#### Work required:
Which lines in the data contain the word "icon"? Please copy each of them.

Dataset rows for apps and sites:
▼
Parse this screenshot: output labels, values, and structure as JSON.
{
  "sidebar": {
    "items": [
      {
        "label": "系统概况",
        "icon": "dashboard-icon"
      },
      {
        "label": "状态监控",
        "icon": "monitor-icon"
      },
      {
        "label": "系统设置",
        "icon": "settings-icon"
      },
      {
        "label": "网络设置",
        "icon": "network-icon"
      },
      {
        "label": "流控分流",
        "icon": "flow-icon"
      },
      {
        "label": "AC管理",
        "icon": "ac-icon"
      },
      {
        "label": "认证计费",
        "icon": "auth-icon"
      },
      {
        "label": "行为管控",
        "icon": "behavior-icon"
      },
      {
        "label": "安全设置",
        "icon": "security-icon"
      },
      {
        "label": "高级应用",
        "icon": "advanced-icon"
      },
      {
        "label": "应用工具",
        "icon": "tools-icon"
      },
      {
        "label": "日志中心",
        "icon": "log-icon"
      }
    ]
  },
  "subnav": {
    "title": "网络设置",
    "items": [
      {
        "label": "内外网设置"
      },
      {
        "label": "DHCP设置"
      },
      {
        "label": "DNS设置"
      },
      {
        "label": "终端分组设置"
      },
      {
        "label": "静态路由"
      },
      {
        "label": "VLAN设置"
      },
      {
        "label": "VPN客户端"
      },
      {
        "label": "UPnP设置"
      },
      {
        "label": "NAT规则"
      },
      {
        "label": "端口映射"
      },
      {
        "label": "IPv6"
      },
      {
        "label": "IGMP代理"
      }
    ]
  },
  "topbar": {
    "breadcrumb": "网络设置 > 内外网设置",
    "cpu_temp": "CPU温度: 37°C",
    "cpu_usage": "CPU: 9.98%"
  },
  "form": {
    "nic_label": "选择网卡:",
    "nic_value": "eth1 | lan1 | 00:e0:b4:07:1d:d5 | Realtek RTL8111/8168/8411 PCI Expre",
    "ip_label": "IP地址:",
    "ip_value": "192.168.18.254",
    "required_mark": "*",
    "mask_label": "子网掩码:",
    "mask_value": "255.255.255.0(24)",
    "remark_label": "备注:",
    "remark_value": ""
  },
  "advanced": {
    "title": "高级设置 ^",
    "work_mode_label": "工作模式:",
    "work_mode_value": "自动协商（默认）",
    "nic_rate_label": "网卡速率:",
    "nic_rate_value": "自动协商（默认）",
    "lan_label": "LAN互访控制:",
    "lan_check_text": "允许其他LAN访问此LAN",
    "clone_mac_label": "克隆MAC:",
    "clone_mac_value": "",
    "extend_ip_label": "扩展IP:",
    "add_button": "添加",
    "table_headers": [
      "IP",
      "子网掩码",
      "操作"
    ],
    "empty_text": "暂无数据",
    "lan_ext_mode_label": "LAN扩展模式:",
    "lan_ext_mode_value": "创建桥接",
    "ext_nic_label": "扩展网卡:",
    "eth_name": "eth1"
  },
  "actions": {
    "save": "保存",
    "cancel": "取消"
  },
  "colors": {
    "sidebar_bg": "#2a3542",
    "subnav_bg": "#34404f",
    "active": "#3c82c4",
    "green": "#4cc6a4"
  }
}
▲
#### Problem solution:
        "icon": "dashboard-icon"
        "icon": "monitor-icon"
        "icon": "settings-icon"
        "icon": "network-icon"
        "icon": "flow-icon"
        "icon": "ac-icon"
        "icon": "auth-icon"
        "icon": "behavior-icon"
        "icon": "security-icon"
        "icon": "advanced-icon"
        "icon": "tools-icon"
        "icon": "log-icon"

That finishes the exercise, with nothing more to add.